The City of Gonzales has annexed significant acreage along Hwy 44 south of Interstate 10 over the last decade, plus, causing more than a little angst to its neighbors in the unincorporated area which encompasses Brittany and Pelican Point. 341 acres which became Conway Subdivision, the Edenborne tract where River Parishes Community College sits…local residents appear in force to decry the city’s perceived encroachment on their rural way of life. They attended Monday’s Planning/Zoning Commission meeting, successfully protesting Dempsey Pendarvis’ second attempt to have three acres annexed into the Jambalaya Capital of the World.
His 2015 Petition to Annex the same property (3 acres in the triangular shape formed by Hwy 44, Hwy 941 and proposed roundabout) was rejected by the City Council.
The meeting occurred on December 7, “a date that will live in infamy” because Monday commemorated the Japanese Imperial Navy’s attack on Pearl Harbor on December 7, 1941. Pendarvis, being Pendarvis, opened his remarks by calling for remembrance of D-Day. It was all downhill from that inauspicious beginning.
What, if any, benefit the City of Gonzales might derive from taking the acreage in is a mystery; and one that Pendarvis could not resolve in his rules-defying diatribe against unfair treatment he perceived from the city. Pendarvis ignored Vice Chairman John Lanoux’s (Chairman Frank Cagnolatti was absent) admonition against exceeding his three-minute speaking allotment.

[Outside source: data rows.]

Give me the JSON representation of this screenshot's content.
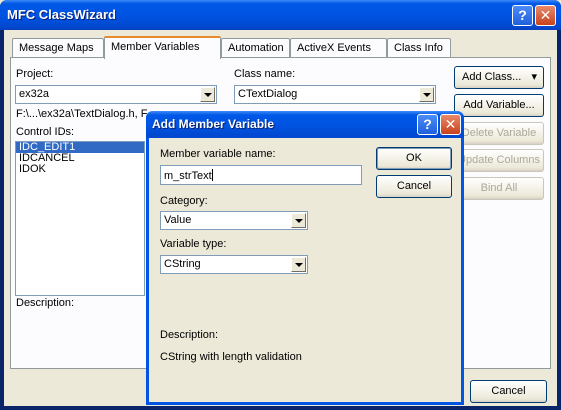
{
  "window": {
    "title": "MFC ClassWizard",
    "help": "?",
    "close": "✕"
  },
  "tabs": [
    "Message Maps",
    "Member Variables",
    "Automation",
    "ActiveX Events",
    "Class Info"
  ],
  "project": {
    "label": "Project:",
    "value": "ex32a"
  },
  "classname": {
    "label": "Class name:",
    "value": "CTextDialog"
  },
  "filepath": "F:\\...\\ex32a\\TextDialog.h, F",
  "controlids": {
    "label": "Control IDs:",
    "items": [
      "IDC_EDIT1",
      "IDCANCEL",
      "IDOK"
    ]
  },
  "description_label": "Description:",
  "buttons": {
    "add_class": "Add Class...",
    "add_variable": "Add Variable...",
    "delete_variable": "Delete Variable",
    "update_columns": "Update Columns",
    "bind_all": "Bind All",
    "cancel": "Cancel"
  },
  "dialog": {
    "title": "Add Member Variable",
    "help": "?",
    "close": "✕",
    "name_label": "Member variable name:",
    "name_value": "m_strText",
    "ok": "OK",
    "cancel": "Cancel",
    "category_label": "Category:",
    "category_value": "Value",
    "type_label": "Variable type:",
    "type_value": "CString",
    "desc_label": "Description:",
    "desc_value": "CString with length validation"
  }
}
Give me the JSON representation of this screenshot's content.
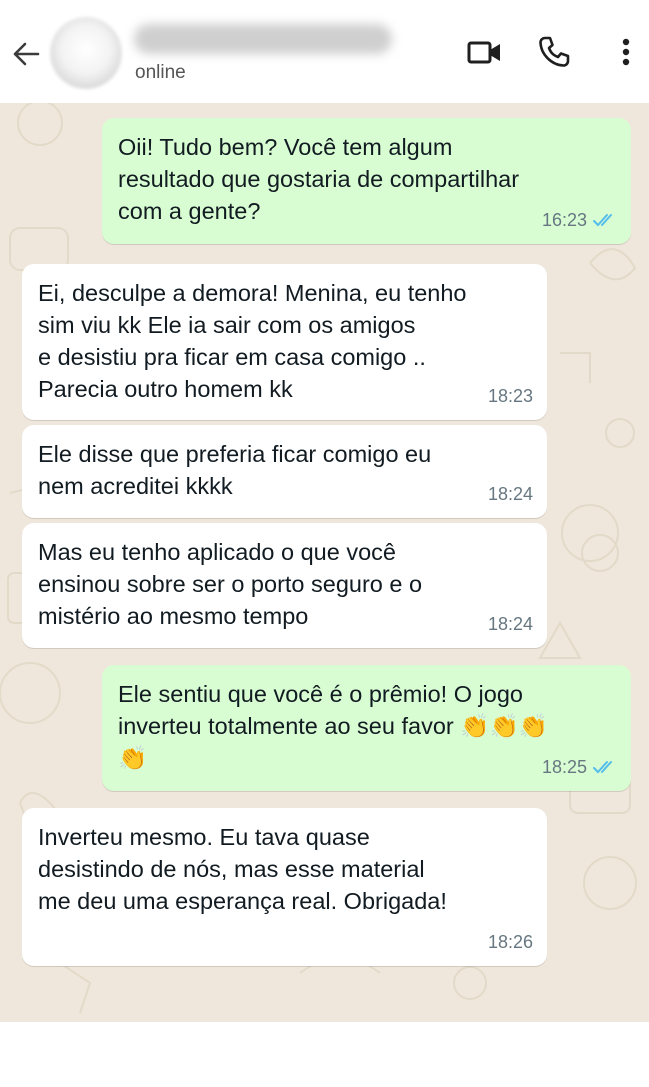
{
  "header": {
    "status": "online",
    "back_icon": "arrow-left-icon",
    "video_icon": "video-camera-icon",
    "call_icon": "phone-icon",
    "menu_icon": "more-vert-icon"
  },
  "colors": {
    "outgoing_bubble": "#d9fdd3",
    "incoming_bubble": "#ffffff",
    "chat_background": "#efe7db",
    "read_ticks": "#53bdeb"
  },
  "messages": [
    {
      "direction": "out",
      "lines": [
        "Oii! Tudo bem? Você tem algum",
        "resultado que gostaria de compartilhar",
        "com a gente?"
      ],
      "time": "16:23",
      "status": "read"
    },
    {
      "direction": "in",
      "lines": [
        "Ei, desculpe a demora! Menina, eu tenho",
        "sim viu kk Ele ia sair com os amigos",
        "e desistiu pra ficar em casa comigo ..",
        "Parecia outro homem kk"
      ],
      "time": "18:23"
    },
    {
      "direction": "in",
      "lines": [
        "Ele disse que preferia ficar comigo eu",
        "nem acreditei kkkk"
      ],
      "time": "18:24"
    },
    {
      "direction": "in",
      "lines": [
        "Mas eu tenho aplicado o que você",
        "ensinou sobre ser o porto seguro e o",
        "mistério ao mesmo tempo"
      ],
      "time": "18:24"
    },
    {
      "direction": "out",
      "lines": [
        "Ele sentiu que você é o prêmio! O jogo",
        "inverteu totalmente ao seu favor 👏👏👏",
        "👏"
      ],
      "time": "18:25",
      "status": "read"
    },
    {
      "direction": "in",
      "lines": [
        "Inverteu mesmo. Eu tava quase",
        "desistindo de nós, mas esse material",
        "me deu uma esperança real. Obrigada!"
      ],
      "time": "18:26"
    }
  ]
}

“Some people are allowed to make a profit,” he moaned, “while others are not…This is about who can sell petroleum products locally.”
It was a direct shot at the Robert family which maintains a distributorship, with its office approximately one mile to south on Hwy 44. But there is no gas station south of I-10, and the nearest one is owned/operated by a separate entity. It was a ludicrous argument made by Pendarvis whose questionable grasp of the facts should give pause to the city fathers whenever dealing with him.

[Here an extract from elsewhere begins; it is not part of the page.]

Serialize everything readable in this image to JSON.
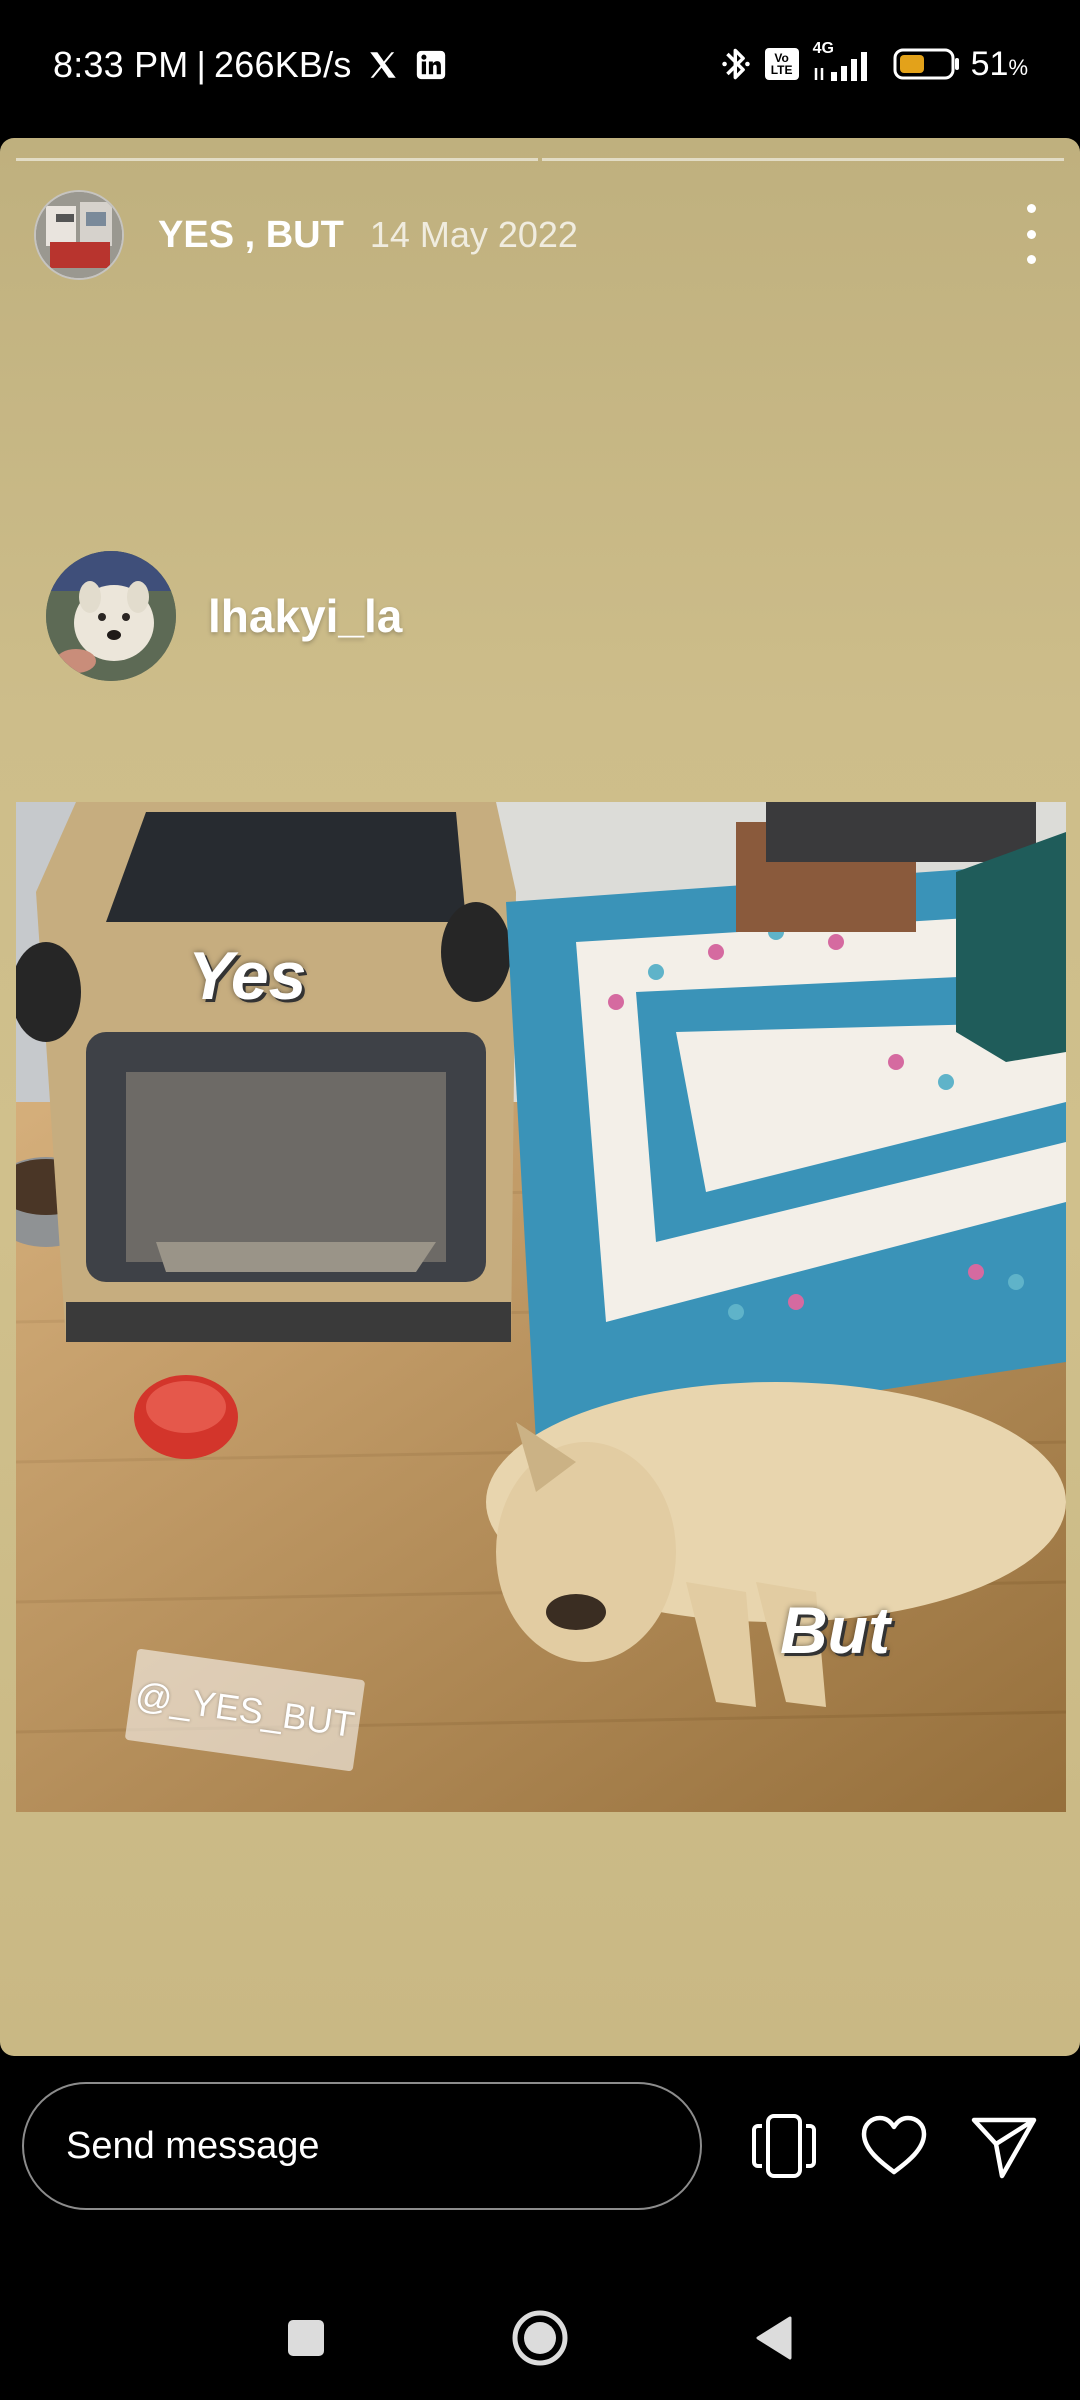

Pendarvis is used to getting his way, though.
As it happens, Pendarvis’ acreage is the site where Louisiana DOTD intends to build a roundabout. The roundabout will encroach on the property, rendering it even less marketable. Pendarvis wanted to build a truck-stop in 2015 which, given the loss of land to DOTD, is less tenable than it was five years ago.
“We need to know what you want to do,” insisted Commissioner Lanoux.

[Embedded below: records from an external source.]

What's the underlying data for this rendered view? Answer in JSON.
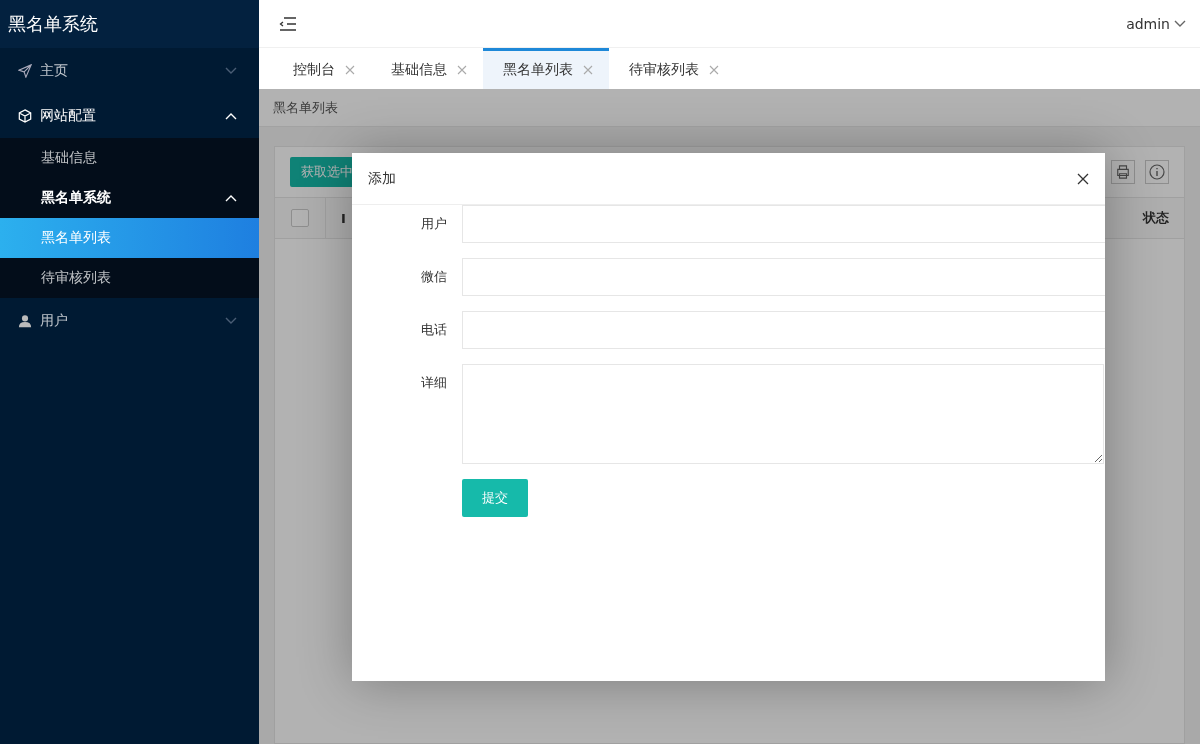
{
  "app_title": "黑名单系统",
  "sidebar": {
    "items": [
      {
        "label": "主页",
        "kind": "send",
        "expanded": false,
        "selected": false
      },
      {
        "label": "网站配置",
        "kind": "cube",
        "expanded": true,
        "selected": false,
        "children": [
          {
            "label": "基础信息",
            "selected": false
          },
          {
            "label": "黑名单系统",
            "expanded": true,
            "selected": false,
            "children": [
              {
                "label": "黑名单列表",
                "selected": true
              },
              {
                "label": "待审核列表",
                "selected": false
              }
            ]
          }
        ]
      },
      {
        "label": "用户",
        "kind": "user",
        "expanded": false,
        "selected": false
      }
    ]
  },
  "header": {
    "user": "admin"
  },
  "tabs": [
    {
      "label": "控制台",
      "selected": false
    },
    {
      "label": "基础信息",
      "selected": false
    },
    {
      "label": "黑名单列表",
      "selected": true
    },
    {
      "label": "待审核列表",
      "selected": false
    }
  ],
  "page": {
    "breadcrumb": "黑名单列表",
    "toolbar_button": "获取选中",
    "table": {
      "columns": [
        "I",
        "状态"
      ],
      "select_all": false
    }
  },
  "dialog": {
    "title": "添加",
    "fields": [
      {
        "label": "用户",
        "kind": "input"
      },
      {
        "label": "微信",
        "kind": "input"
      },
      {
        "label": "电话",
        "kind": "input"
      },
      {
        "label": "详细",
        "kind": "textarea"
      }
    ],
    "submit": "提交"
  }
}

He claimed to have interested buyers, declining to disclose identities initially. Pressed by the commission, Pendarvis claimed to have a buyer interested in constructing an office building. No one believed any of it.
The commission unanimously rejected the annexation petition though, procedurally, Pendarvis could still present the petition to Gonzales’ City Council.